    Here are the major problems with this book: The wrong character is the narrator. Not to say I think kids are dumb, but the things Bone noticed and said seemed to convenient. And of course Allison actually admits to making Bone not real in her terrible afterword. Allison clearly states the Bone is the character she wishes she had been when she herself lived through the abuse she suffered as a child.

    But Laneia and Sarah can!

    Dorothy Allison’s "Bastard Out of Carolina"

    Laneia: She moved her brood of kids into an apartment building downtown, a second-floor frame walk-up with a shaky wide porch hanging off one side. No matter where she lived, Alma always had a porch. I read the book in one weekend. I read it on my steps in the pouring rain, chain-smoking and dying for a pimiento cheese sandwich. My accent came back. I started to remember what it had felt like to have to be mean sometimes — not because you were mean, but because the world was.

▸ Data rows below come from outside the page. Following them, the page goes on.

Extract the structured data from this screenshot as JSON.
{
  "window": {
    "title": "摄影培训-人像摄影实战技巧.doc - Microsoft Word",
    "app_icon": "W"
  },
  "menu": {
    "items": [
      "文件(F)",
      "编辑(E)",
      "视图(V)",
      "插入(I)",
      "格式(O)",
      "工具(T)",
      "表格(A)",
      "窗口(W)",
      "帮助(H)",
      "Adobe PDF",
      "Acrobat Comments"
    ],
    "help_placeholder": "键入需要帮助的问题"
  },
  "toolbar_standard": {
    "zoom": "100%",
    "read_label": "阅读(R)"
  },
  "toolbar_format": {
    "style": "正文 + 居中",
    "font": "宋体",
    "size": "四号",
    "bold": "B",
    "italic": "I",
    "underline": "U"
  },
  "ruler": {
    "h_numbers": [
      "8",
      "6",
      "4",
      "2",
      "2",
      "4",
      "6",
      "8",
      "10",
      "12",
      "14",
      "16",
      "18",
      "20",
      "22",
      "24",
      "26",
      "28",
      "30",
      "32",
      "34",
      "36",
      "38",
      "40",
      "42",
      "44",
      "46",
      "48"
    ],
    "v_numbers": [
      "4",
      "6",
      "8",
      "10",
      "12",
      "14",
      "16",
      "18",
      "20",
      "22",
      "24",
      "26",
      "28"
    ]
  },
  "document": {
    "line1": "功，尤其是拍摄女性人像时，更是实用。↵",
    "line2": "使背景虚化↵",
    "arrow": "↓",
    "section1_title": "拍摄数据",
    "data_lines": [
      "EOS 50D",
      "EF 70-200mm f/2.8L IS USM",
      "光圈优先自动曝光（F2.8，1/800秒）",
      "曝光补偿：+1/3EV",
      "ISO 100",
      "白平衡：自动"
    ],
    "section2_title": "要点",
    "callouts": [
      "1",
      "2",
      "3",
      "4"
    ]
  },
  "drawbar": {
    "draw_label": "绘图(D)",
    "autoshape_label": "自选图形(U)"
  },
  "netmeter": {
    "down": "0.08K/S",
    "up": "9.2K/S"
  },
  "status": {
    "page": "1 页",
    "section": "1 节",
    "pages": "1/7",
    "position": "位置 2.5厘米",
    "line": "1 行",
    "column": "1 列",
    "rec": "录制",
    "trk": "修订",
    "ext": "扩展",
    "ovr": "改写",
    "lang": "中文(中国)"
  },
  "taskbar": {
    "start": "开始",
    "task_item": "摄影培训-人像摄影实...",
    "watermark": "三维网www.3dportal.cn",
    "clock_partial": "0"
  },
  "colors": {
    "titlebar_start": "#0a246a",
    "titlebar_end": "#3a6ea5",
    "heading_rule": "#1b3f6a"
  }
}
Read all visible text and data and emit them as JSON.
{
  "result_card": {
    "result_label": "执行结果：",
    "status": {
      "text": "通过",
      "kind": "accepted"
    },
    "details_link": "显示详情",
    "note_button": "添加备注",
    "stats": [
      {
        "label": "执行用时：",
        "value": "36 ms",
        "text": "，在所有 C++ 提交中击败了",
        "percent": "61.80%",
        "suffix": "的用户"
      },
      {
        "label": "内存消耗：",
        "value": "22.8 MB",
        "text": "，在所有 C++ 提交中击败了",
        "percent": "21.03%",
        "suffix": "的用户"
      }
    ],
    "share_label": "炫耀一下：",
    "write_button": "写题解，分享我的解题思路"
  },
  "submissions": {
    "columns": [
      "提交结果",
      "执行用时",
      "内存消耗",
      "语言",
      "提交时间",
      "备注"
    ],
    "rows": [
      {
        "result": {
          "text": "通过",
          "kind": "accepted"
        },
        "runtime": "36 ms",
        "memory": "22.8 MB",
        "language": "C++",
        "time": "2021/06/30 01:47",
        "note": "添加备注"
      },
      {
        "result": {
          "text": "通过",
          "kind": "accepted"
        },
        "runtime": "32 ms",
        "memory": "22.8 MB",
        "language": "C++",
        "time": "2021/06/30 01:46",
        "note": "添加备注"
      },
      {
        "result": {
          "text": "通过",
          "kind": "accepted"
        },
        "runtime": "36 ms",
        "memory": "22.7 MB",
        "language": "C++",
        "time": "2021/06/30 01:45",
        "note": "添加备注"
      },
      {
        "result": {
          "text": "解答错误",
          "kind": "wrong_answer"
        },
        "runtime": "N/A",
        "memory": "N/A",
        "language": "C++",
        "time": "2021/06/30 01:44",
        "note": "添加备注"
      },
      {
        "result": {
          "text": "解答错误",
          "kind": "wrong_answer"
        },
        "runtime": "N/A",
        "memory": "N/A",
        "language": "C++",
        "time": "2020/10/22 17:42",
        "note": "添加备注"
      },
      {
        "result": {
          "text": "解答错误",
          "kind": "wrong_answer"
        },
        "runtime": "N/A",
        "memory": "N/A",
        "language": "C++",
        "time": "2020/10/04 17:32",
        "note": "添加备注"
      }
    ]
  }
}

    I remembered not trusting anyone but your family and that isolation and vulnerability, but also strength.

    Slowlander

    I mean, it was perfect, this book. I guess it can look romantic? Or even stupid? Dorothy Allison takes all of that away — the romance and the ignorance.

    Bastard Out of Carolina

    Ruth Anne Boatwright is the furthest thing from stupid. The perfect balance of Bastard Out of Carolina is ridiculous. Sarah: I firmly believe that every lesbian in the world should read Bastard Out of Carolina. In any case, if you like Autostraddle, I promise that you will love this book. People continually refer to her and her family in deragatory terms. Even with these comments, we do not see a large African American presence in the novel.

    What does this say? Does it say that Bone and her family can overcome? Does the lack of African American characters say the family can overcome because they are white? Let me know in the comments below.

    Read A F*cking Book Club #3: We’re Reading Bastard Out Of Carolina!

    Allison, Dorothy. Bastard Out of Carolina. New York: Plum Books, Share this:.


    Bastard out of carolina car scene